Dusty’s all too eager to introduce the sex therapist to the world of meteorology and storm chasing, providing a handful of scenes in which his enthusiasm far exceeds any slight burgeoning interest Melissa musters for her would-be husband’s former career. “This is the fun part, sweetheart,” Dusty tells her as Bill and Jo go gallivanting off in the red truck towards a purported F-3 tornado, the third iteration of the Dorothy weather tracking instrument in tow. An eye roll from Jami Gertz is the actress’ way of defending against a smile from breaking out on her face. She knows as well as anyone Hoffman is intensely infectious in this movie.
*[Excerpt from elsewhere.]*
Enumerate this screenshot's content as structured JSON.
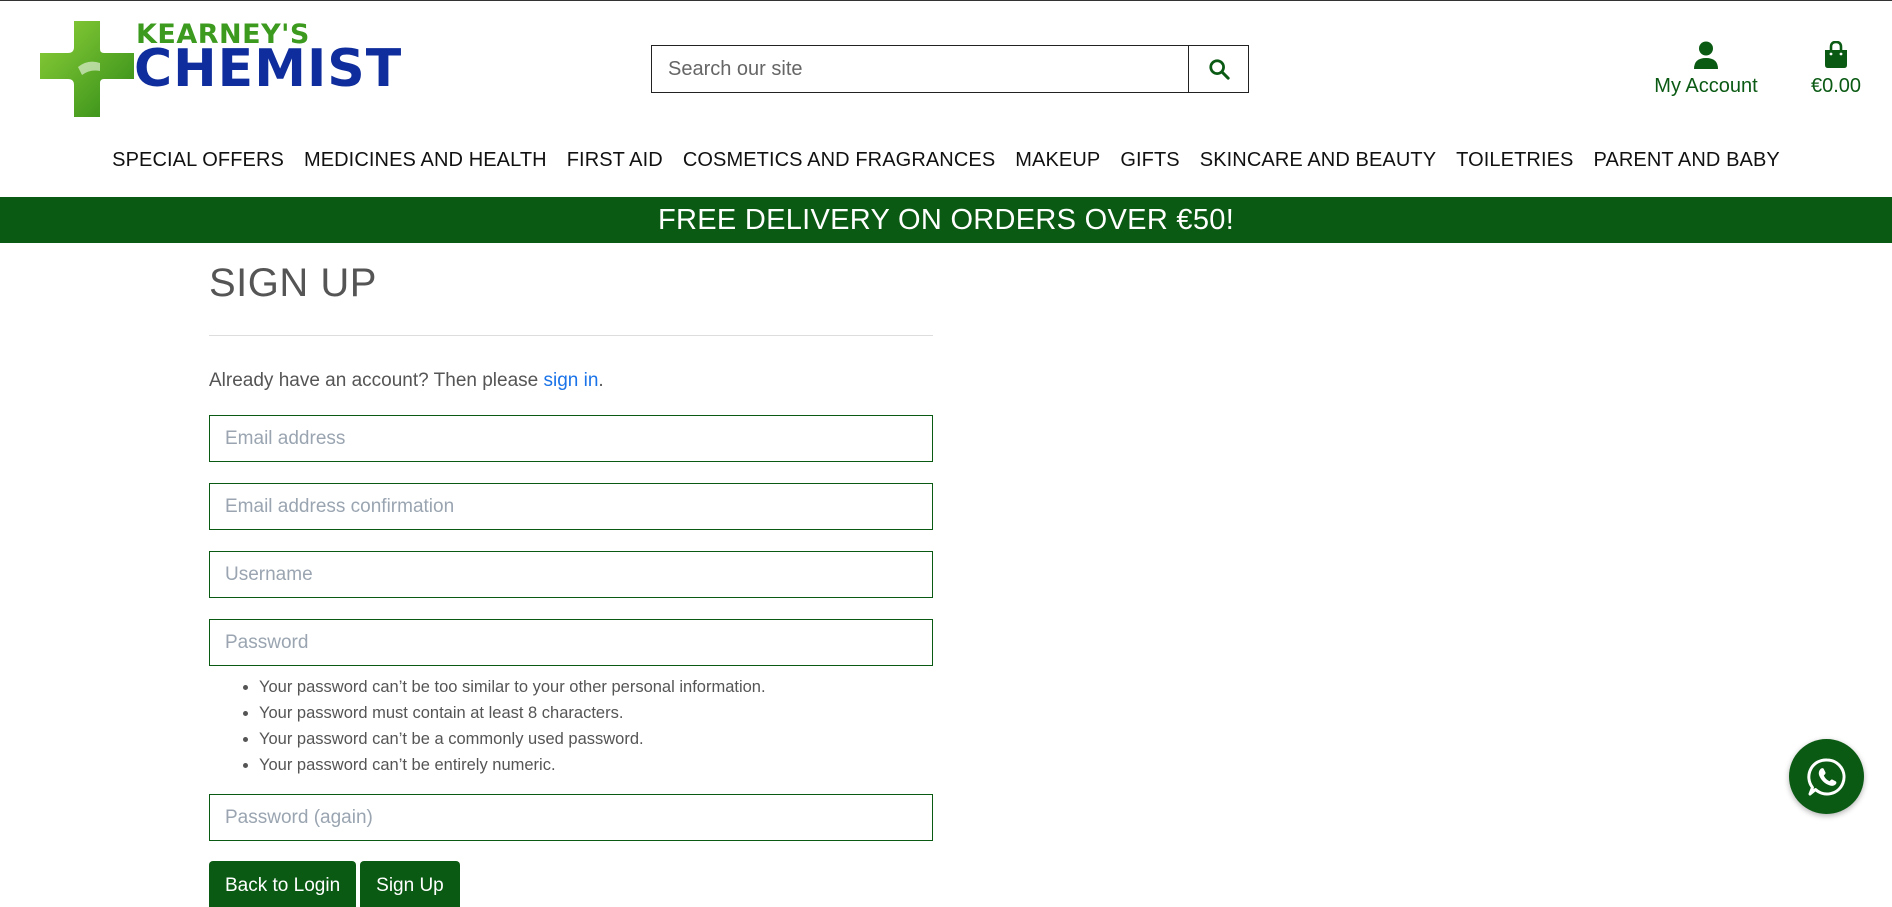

Combined with his pseudo-hippie converted school bus — affectionately nicknamed the Barn Burner, complete with loudspeakers and an atrocious paint job — Dusty is arguably Twister‘s soul and spirit. (He’s the guy I most closely associate with the adrenaline of Van Halen’s ‘Humans Being,’ anyway.) The visual effects are clearly the centerpiece of de Bont’s film, with each tornado ramping up the action spectacle and becoming a character unto itself based upon the ease with which it converts towns into splinters, bridges into dust, corn fields into particles of lovely yellow shit. Not to mention the psychological impacts it has upon the chase team(s): “I’m sorry Jo, I don’t even know if you want to hear this but the NSSL is predicting an F-5.”
But we ought to move beyond the obviousness of Twister‘s visuals. There’s no denying that without Hoffman’s eccentric work here, Twister would be all the worse off for it. It’s one character in a multitude that proves the actor’s dedication to the work assigned to him. It’s something lovers of film and lovers of this film specifically shouldn’t take for granted. The energy is so very specific, yet unfortunately comes at quite an expensive price.
Running Time: 113 mins.
Quoted: “Repo Man spends his life getting into intense situations, Beltzer!”
“Meg’s gravy is famous. It’s practically a food group.”
“He strolls up to the twister, and he says, ‘Have a drink.’ And he chucks the bottle into the twister, and it never hits the ground.”
“He’s gonna rue the day he came up against The Extreme, baby. Bill, I’m talkin’ imminent rueage.”
“Fashionably late again, eh Jonas? Fashionably late. Gimme a kiss baby!”
All content originally published and the reproduction elsewhere without the expressed written consent of the blog owner is prohibited.
Photo credits: http://www.emgn.com